■ TASK GOAL
Filter the records below for the word "paramètres". Keep each line that has it.

(Collection entries)
══════
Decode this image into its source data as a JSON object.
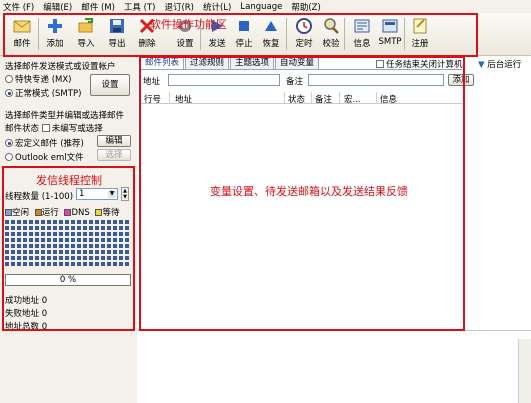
{
  "menu": [
    "文件 (F)",
    "编辑(E)",
    "邮件 (M)",
    "工具 (T)",
    "退订(R)",
    "统计(L)",
    "Language",
    "帮助(Z)"
  ],
  "toolbar": {
    "buttons": [
      {
        "label": "邮件",
        "icon": "envelope-icon"
      },
      {
        "label": "添加",
        "icon": "plus-icon"
      },
      {
        "label": "导入",
        "icon": "import-icon"
      },
      {
        "label": "导出",
        "icon": "save-icon"
      },
      {
        "label": "删除",
        "icon": "delete-icon"
      },
      {
        "label": "设置",
        "icon": "gear-icon"
      },
      {
        "label": "发送",
        "icon": "send-icon"
      },
      {
        "label": "停止",
        "icon": "stop-icon"
      },
      {
        "label": "恢复",
        "icon": "resume-icon"
      },
      {
        "label": "定时",
        "icon": "clock-icon"
      },
      {
        "label": "校验",
        "icon": "magnifier-icon"
      },
      {
        "label": "信息",
        "icon": "info-icon"
      },
      {
        "label": "SMTP",
        "icon": "smtp-icon"
      },
      {
        "label": "注册",
        "icon": "register-icon"
      }
    ]
  },
  "annotations": {
    "toolbar": "软件操作功能区",
    "threads": "发信线程控制",
    "main": "变量设置、待发送邮箱以及发送结果反馈"
  },
  "left": {
    "send_mode_title": "选择邮件发送模式或设置帐户",
    "mode_special": "特快专递 (MX)",
    "mode_normal": "正常模式 (SMTP)",
    "settings_button": "设置",
    "mail_type_title": "选择邮件类型并编辑或选择邮件",
    "mail_status_label": "邮件状态",
    "mail_status_value": "未编写或选择",
    "custom_mail": "宏定义邮件 (推荐)",
    "edit_button": "编辑",
    "outlook_file": "Outlook eml文件",
    "choose_button": "选择",
    "thread_count_label": "线程数量 (1-100)",
    "thread_count_value": "1",
    "legend": [
      {
        "label": "空闲",
        "color": "#7da0d8"
      },
      {
        "label": "运行",
        "color": "#d8801a"
      },
      {
        "label": "DNS",
        "color": "#e040c0"
      },
      {
        "label": "等待",
        "color": "#e8d63a"
      }
    ],
    "progress_text": "0 %",
    "progress_value": 0,
    "stats": [
      {
        "label": "成功地址",
        "value": "0"
      },
      {
        "label": "失败地址",
        "value": "0"
      },
      {
        "label": "地址总数",
        "value": "0"
      }
    ]
  },
  "main": {
    "tabs": [
      "邮件列表",
      "过滤规则",
      "主题选项",
      "自动变量"
    ],
    "close_on_finish": "任务结束关闭计算机",
    "background_run": "后台运行",
    "address_label": "地址",
    "remark_label": "备注",
    "add_button": "添加",
    "columns": [
      "行号",
      "地址",
      "状态",
      "备注",
      "宏...",
      "信息"
    ]
  }
}
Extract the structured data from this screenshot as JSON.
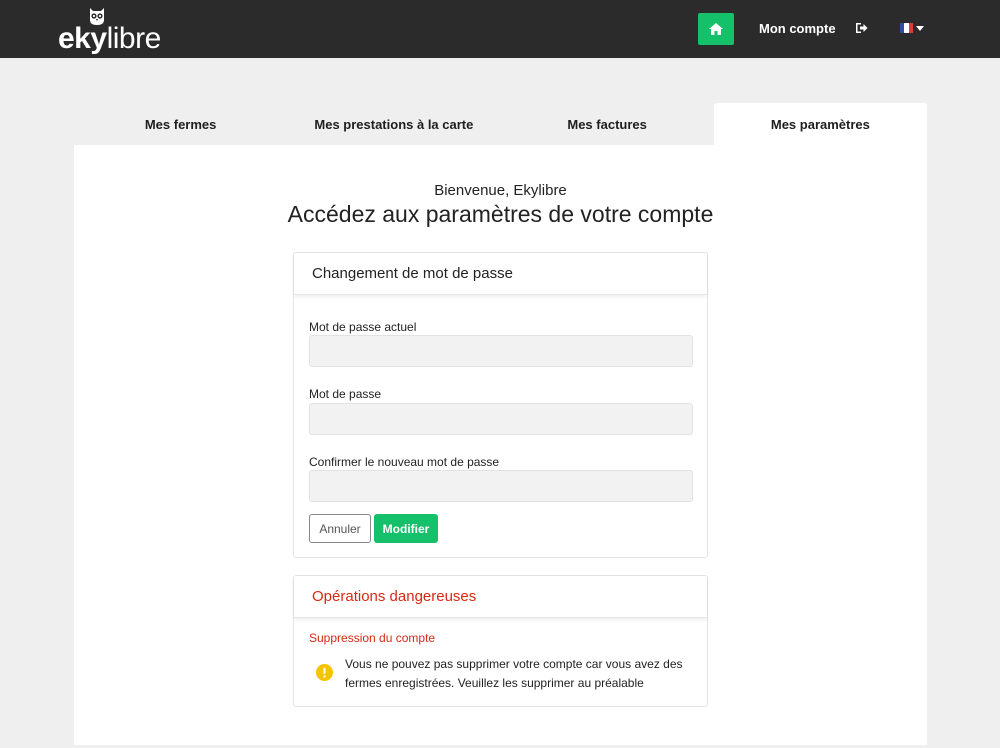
{
  "navbar": {
    "brand_bold": "eky",
    "brand_light": "libre",
    "account_label": "Mon compte",
    "flag_colors": [
      "#2d4ea0",
      "#ffffff",
      "#e13a3a"
    ],
    "icons": [
      "owl-logo-icon",
      "home-icon",
      "logout-icon",
      "flag-fr-icon",
      "caret-down-icon"
    ]
  },
  "tabs": [
    {
      "label": "Mes fermes",
      "active": false
    },
    {
      "label": "Mes prestations à la carte",
      "active": false
    },
    {
      "label": "Mes factures",
      "active": false
    },
    {
      "label": "Mes paramètres",
      "active": true
    }
  ],
  "main": {
    "welcome": "Bienvenue, Ekylibre",
    "heading": "Accédez aux paramètres de votre compte"
  },
  "password_card": {
    "title": "Changement de mot de passe",
    "fields": [
      {
        "label": "Mot de passe actuel",
        "value": "",
        "placeholder": ""
      },
      {
        "label": "Mot de passe",
        "value": "",
        "placeholder": ""
      },
      {
        "label": "Confirmer le nouveau mot de passe",
        "value": "",
        "placeholder": ""
      }
    ],
    "cancel_label": "Annuler",
    "submit_label": "Modifier"
  },
  "danger_card": {
    "title": "Opérations dangereuses",
    "subtitle": "Suppression du compte",
    "message": "Vous ne pouvez pas supprimer votre compte car vous avez des fermes enregistrées. Veuillez les supprimer au préalable",
    "icon": "warning-icon"
  },
  "colors": {
    "navbar_bg": "#2b2b2b",
    "accent_green": "#14c06a",
    "danger_red": "#d42a12",
    "warning_yellow": "#f4c400",
    "page_bg": "#efefef"
  }
}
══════
■ WRITTEN RESPONSE
      "label": "Mes paramètres",
    "heading": "Accédez aux paramètres de votre compte"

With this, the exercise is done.